**Interface dataset entries**

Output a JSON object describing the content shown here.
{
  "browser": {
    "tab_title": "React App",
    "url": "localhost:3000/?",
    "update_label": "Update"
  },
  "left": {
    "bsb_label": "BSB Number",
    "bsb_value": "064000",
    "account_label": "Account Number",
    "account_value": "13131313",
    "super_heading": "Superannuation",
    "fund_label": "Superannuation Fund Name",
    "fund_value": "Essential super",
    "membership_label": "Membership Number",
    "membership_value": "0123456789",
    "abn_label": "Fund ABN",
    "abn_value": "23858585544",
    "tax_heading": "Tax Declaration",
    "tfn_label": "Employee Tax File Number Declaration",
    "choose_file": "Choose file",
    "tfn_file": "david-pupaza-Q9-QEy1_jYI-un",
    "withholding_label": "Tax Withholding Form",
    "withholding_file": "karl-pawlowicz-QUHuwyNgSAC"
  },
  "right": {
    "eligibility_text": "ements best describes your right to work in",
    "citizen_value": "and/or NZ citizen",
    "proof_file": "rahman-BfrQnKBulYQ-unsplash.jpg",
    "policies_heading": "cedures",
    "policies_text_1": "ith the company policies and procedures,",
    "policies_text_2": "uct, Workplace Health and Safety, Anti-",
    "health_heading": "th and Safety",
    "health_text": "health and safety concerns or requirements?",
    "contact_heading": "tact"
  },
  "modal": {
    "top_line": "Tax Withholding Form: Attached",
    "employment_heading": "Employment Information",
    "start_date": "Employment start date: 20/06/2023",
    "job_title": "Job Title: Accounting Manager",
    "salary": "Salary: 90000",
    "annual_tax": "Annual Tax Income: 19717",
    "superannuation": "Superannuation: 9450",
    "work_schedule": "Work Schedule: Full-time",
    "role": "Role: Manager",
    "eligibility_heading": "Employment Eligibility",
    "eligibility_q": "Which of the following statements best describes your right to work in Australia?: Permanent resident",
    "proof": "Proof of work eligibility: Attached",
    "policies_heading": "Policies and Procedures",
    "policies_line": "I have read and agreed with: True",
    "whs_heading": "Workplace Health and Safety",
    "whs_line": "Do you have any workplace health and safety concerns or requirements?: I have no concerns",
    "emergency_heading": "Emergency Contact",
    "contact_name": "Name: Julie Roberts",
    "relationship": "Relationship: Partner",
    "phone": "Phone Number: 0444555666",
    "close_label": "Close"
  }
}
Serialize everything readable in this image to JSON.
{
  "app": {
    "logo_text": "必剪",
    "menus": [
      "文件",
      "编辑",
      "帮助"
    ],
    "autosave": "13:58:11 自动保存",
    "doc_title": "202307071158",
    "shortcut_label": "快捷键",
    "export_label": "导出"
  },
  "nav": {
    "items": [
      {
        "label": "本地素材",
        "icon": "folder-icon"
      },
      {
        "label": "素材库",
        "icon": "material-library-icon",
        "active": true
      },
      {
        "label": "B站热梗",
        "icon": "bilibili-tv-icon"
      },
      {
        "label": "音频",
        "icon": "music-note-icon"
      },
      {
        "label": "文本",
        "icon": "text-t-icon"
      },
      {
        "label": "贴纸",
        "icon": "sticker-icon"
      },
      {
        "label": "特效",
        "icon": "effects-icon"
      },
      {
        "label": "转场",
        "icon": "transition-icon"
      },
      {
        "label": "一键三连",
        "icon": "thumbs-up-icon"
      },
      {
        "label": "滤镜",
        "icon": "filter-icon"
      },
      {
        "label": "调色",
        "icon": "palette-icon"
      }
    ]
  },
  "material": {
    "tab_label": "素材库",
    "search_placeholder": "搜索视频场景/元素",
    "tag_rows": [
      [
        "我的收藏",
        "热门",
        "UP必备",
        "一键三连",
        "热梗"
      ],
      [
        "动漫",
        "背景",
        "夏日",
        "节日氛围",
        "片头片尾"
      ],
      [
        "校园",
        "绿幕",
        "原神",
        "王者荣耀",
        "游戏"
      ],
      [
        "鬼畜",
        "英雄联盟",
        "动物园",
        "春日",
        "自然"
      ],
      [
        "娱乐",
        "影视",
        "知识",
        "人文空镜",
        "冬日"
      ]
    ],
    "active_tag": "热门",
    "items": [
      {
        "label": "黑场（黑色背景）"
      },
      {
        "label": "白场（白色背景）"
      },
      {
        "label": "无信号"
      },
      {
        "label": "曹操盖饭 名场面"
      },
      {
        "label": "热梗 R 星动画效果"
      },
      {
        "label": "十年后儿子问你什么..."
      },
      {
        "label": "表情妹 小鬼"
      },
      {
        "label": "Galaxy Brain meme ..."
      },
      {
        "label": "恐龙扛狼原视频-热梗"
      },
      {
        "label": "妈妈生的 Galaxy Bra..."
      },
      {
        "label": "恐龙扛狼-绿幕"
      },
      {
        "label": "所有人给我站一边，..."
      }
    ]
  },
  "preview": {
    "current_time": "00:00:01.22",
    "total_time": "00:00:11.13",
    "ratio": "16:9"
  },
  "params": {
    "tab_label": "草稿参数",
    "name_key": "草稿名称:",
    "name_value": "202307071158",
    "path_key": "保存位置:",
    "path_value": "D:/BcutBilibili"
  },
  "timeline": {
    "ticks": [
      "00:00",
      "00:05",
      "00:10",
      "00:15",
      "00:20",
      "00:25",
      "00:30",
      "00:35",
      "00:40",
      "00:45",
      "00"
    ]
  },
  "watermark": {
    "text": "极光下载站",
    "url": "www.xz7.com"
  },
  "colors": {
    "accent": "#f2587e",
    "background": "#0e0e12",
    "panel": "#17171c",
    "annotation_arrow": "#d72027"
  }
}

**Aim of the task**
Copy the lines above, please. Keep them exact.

**Answer box**
Output a JSON object describing the content shown here.
{
  "browser": {
    "tab_title": "React App",
    "url": "localhost:3000/?",
    "update_label": "Update"
  },
  "left": {
    "bsb_label": "BSB Number",
    "bsb_value": "064000",
    "account_label": "Account Number",
    "account_value": "13131313",
    "super_heading": "Superannuation",
    "fund_label": "Superannuation Fund Name",
    "fund_value": "Essential super",
    "membership_label": "Membership Number",
    "membership_value": "0123456789",
    "abn_label": "Fund ABN",
    "abn_value": "23858585544",
    "tax_heading": "Tax Declaration",
    "tfn_label": "Employee Tax File Number Declaration",
    "choose_file": "Choose file",
    "tfn_file": "david-pupaza-Q9-QEy1_jYI-un",
    "withholding_label": "Tax Withholding Form",
    "withholding_file": "karl-pawlowicz-QUHuwyNgSAC"
  },
  "right": {
    "eligibility_text": "ements best describes your right to work in",
    "citizen_value": "and/or NZ citizen",
    "proof_file": "rahman-BfrQnKBulYQ-unsplash.jpg",
    "policies_heading": "cedures",
    "policies_text_1": "ith the company policies and procedures,",
    "policies_text_2": "uct, Workplace Health and Safety, Anti-",
    "health_heading": "th and Safety",
    "health_text": "health and safety concerns or requirements?",
    "contact_heading": "tact"
  },
  "modal": {
    "top_line": "Tax Withholding Form: Attached",
    "employment_heading": "Employment Information",
    "start_date": "Employment start date: 20/06/2023",
    "job_title": "Job Title: Accounting Manager",
    "salary": "Salary: 90000",
    "annual_tax": "Annual Tax Income: 19717",
    "superannuation": "Superannuation: 9450",
    "work_schedule": "Work Schedule: Full-time",
    "role": "Role: Manager",
    "eligibility_heading": "Employment Eligibility",
    "eligibility_q": "Which of the following statements best describes your right to work in Australia?: Permanent resident",
    "proof": "Proof of work eligibility: Attached",
    "policies_heading": "Policies and Procedures",
    "policies_line": "I have read and agreed with: True",
    "whs_heading": "Workplace Health and Safety",
    "whs_line": "Do you have any workplace health and safety concerns or requirements?: I have no concerns",
    "emergency_heading": "Emergency Contact",
    "contact_name": "Name: Julie Roberts",
    "relationship": "Relationship: Partner",
    "phone": "Phone Number: 0444555666",
    "close_label": "Close"
  }
}
Serialize everything readable in this image to JSON.
{
  "app": {
    "logo_text": "必剪",
    "menus": [
      "文件",
      "编辑",
      "帮助"
    ],
    "autosave": "13:58:11 自动保存",
    "doc_title": "202307071158",
    "shortcut_label": "快捷键",
    "export_label": "导出"
  },
  "nav": {
    "items": [
      {
        "label": "本地素材",
        "icon": "folder-icon"
      },
      {
        "label": "素材库",
        "icon": "material-library-icon",
        "active": true
      },
      {
        "label": "B站热梗",
        "icon": "bilibili-tv-icon"
      },
      {
        "label": "音频",
        "icon": "music-note-icon"
      },
      {
        "label": "文本",
        "icon": "text-t-icon"
      },
      {
        "label": "贴纸",
        "icon": "sticker-icon"
      },
      {
        "label": "特效",
        "icon": "effects-icon"
      },
      {
        "label": "转场",
        "icon": "transition-icon"
      },
      {
        "label": "一键三连",
        "icon": "thumbs-up-icon"
      },
      {
        "label": "滤镜",
        "icon": "filter-icon"
      },
      {
        "label": "调色",
        "icon": "palette-icon"
      }
    ]
  },
  "material": {
    "tab_label": "素材库",
    "search_placeholder": "搜索视频场景/元素",
    "tag_rows": [
      [
        "我的收藏",
        "热门",
        "UP必备",
        "一键三连",
        "热梗"
      ],
      [
        "动漫",
        "背景",
        "夏日",
        "节日氛围",
        "片头片尾"
      ],
      [
        "校园",
        "绿幕",
        "原神",
        "王者荣耀",
        "游戏"
      ],
      [
        "鬼畜",
        "英雄联盟",
        "动物园",
        "春日",
        "自然"
      ],
      [
        "娱乐",
        "影视",
        "知识",
        "人文空镜",
        "冬日"
      ]
    ],
    "active_tag": "热门",
    "items": [
      {
        "label": "黑场（黑色背景）"
      },
      {
        "label": "白场（白色背景）"
      },
      {
        "label": "无信号"
      },
      {
        "label": "曹操盖饭 名场面"
      },
      {
        "label": "热梗 R 星动画效果"
      },
      {
        "label": "十年后儿子问你什么..."
      },
      {
        "label": "表情妹 小鬼"
      },
      {
        "label": "Galaxy Brain meme ..."
      },
      {
        "label": "恐龙扛狼原视频-热梗"
      },
      {
        "label": "妈妈生的 Galaxy Bra..."
      },
      {
        "label": "恐龙扛狼-绿幕"
      },
      {
        "label": "所有人给我站一边，..."
      }
    ]
  },
  "preview": {
    "current_time": "00:00:01.22",
    "total_time": "00:00:11.13",
    "ratio": "16:9"
  },
  "params": {
    "tab_label": "草稿参数",
    "name_key": "草稿名称:",
    "name_value": "202307071158",
    "path_key": "保存位置:",
    "path_value": "D:/BcutBilibili"
  },
  "timeline": {
    "ticks": [
      "00:00",
      "00:05",
      "00:10",
      "00:15",
      "00:20",
      "00:25",
      "00:30",
      "00:35",
      "00:40",
      "00:45",
      "00"
    ]
  },
  "watermark": {
    "text": "极光下载站",
    "url": "www.xz7.com"
  },
  "colors": {
    "accent": "#f2587e",
    "background": "#0e0e12",
    "panel": "#17171c",
    "annotation_arrow": "#d72027"
  }
}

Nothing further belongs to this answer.